Failing that, an eager student should be able to check with Mulroney himself, the institute’s namesake, who no doubt engineered Said’s honorary degree and who may also have been helpful in landing Said his Canadian citizenship. Earlier this fall, when Said’s name surfaced in the Paradise Papers tax haven documents, Mulroney told the CBC, through his lawyer, he “has known Mr. Said and his family for more than 20 years. He is an outstanding man, a highly successful investor and a leading philanthropist. He is also a good friend.”
The former prime minister has had many “good” friends, a number of whom pop up in leaks of information about tax havens.
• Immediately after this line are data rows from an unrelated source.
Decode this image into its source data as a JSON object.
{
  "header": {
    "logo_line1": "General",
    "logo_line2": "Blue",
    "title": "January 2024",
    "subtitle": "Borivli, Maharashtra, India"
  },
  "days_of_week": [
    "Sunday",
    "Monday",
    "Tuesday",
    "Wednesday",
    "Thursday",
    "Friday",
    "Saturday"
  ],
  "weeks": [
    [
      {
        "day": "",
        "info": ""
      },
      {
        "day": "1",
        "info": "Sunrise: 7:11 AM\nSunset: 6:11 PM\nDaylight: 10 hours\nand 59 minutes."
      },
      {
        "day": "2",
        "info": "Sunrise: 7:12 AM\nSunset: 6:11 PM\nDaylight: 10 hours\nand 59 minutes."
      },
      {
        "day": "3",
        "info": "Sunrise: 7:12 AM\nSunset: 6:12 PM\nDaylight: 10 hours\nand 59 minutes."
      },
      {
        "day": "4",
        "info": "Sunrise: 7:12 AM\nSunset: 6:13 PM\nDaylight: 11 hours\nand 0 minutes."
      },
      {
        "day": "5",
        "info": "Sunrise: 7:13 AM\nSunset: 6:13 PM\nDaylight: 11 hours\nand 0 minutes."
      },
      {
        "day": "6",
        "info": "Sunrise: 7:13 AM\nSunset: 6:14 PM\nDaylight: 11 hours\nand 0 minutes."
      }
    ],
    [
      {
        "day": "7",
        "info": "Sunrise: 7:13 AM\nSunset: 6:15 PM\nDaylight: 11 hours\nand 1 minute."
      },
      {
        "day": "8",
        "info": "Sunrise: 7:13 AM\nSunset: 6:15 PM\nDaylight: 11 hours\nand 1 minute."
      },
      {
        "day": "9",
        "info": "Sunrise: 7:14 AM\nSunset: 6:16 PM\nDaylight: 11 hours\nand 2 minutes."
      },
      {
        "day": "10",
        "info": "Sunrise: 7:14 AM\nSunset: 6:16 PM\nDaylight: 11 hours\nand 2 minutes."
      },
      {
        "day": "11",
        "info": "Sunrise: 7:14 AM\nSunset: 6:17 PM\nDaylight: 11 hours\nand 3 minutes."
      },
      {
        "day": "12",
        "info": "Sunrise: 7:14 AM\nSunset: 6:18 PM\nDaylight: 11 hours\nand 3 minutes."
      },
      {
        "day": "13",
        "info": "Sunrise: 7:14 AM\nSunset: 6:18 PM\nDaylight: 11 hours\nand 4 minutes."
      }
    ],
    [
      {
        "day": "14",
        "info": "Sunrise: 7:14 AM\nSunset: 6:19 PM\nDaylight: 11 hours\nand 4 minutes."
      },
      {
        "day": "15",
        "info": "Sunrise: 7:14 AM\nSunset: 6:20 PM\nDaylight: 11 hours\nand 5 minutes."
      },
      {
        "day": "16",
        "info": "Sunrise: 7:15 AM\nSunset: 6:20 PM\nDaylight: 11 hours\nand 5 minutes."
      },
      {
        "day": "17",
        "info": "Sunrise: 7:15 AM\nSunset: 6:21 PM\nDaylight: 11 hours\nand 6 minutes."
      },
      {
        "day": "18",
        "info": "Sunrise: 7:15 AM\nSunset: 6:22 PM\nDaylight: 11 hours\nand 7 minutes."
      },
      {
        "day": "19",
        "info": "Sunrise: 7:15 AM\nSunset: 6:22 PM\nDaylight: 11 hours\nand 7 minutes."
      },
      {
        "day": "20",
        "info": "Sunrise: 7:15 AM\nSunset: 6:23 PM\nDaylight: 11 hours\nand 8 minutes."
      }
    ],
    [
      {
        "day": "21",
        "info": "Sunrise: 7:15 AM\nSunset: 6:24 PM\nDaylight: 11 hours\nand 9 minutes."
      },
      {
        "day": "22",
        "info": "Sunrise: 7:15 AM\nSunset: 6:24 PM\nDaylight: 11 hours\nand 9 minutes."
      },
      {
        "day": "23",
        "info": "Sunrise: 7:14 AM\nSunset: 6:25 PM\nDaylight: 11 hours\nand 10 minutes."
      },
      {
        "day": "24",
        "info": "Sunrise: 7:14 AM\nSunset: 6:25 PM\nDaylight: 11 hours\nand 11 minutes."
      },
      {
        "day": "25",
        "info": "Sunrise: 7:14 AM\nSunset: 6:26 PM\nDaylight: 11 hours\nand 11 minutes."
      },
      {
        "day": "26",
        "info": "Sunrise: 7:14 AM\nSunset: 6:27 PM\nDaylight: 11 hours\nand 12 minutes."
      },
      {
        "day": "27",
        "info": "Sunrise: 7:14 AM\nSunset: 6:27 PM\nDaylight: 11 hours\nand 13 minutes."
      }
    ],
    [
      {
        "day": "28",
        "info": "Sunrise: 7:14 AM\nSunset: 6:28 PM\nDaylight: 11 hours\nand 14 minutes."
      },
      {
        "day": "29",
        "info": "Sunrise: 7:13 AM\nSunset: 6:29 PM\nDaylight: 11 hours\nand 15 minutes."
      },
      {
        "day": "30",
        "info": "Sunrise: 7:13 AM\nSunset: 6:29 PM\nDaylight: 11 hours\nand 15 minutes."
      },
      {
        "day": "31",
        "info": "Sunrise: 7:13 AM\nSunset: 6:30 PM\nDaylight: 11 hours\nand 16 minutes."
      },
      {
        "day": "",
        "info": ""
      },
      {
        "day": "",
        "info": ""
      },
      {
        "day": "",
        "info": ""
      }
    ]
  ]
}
Many of those same names also figure prominently in helping underwrite the Mulroney Institute, which university president Kent MacDonald has called “the most transformative project in the history of St. F.X.”
Besides Said, the CBC reported last week that donors to the $60-million Mulroney Institute — many of them personally solicited by Mulroney— ranged from Said to Victor Dahdaleh, “a Jordanian-born metals magnate implicated in aluminum-industry kickbacks, to [Wilbur Ross,] one of U.S. President Donald Trump’s cabinet picks with ties to Russia,” to the infamous Koch brothers, U.S.-based funders of far-right causes and deniers of climate change. (Ironically, one of six academic chairs this avalanche of funding helped finance will be a chair in “climate change and the environment.” We shall see.)
Dahdaleh, who gave $1.5-million to create the Victor Dahdaleh Chair in Democracy and Governance, also received an honorary degree from the university.
The university’s president, who would not agree to an interview with the CBC, did release a statement insisting that St. F.X. not only has a “very rigorous process” for choosing who to honour with a doctorate but also noting the “significant … economic impact” the new institute will have on northeast Nova Scotia.”
The two do not seem unconnected.
As Jim Turk, director of the Centre for Free Expression at Ryerson University in Toronto, told the CBC: “Universities are under-funded so they’re desperate for money, and what happens so often is that they become very uncritical about who they accept the money from.”
Seems to be the case here.
As for that “rigorous” vetting process the president speaks of? Peter McInnis, chair of the university’s department of history and a member of the university’s senate, which votes on such honours, told the Canadian Press that nominations are sometimes “shrouded in mystery… and often there is no real deliberation. It’s a fairly perfunctory process and it should be subject to greater scrutiny.”